Pull out from the material below all lines with "text".
##############################
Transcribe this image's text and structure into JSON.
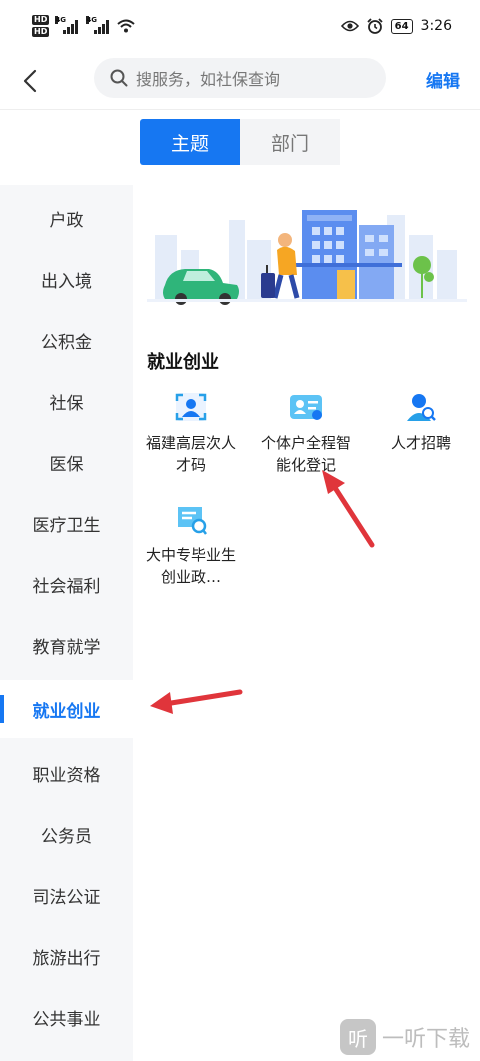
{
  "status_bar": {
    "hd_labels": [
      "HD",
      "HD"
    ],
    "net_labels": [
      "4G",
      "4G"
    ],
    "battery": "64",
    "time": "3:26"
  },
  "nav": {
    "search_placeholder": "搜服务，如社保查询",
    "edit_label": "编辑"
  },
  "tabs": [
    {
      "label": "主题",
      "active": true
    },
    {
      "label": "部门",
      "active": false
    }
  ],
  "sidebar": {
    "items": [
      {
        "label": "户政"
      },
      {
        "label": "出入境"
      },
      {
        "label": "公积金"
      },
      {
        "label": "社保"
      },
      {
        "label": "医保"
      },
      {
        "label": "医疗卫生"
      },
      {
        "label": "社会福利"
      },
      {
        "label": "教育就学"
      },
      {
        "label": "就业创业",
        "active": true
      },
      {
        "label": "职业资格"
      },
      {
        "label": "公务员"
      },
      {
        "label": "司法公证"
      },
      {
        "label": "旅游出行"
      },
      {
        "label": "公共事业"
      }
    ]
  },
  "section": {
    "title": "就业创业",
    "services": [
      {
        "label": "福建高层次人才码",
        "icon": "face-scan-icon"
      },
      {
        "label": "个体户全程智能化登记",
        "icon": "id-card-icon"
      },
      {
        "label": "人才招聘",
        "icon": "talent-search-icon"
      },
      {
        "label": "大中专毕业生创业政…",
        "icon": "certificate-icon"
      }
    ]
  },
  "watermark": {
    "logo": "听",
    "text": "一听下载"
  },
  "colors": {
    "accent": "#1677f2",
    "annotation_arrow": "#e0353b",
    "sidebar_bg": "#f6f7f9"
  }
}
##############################
- Result for this exercise
Transcribe this image's text and structure into JSON.
    "text": "一听下载"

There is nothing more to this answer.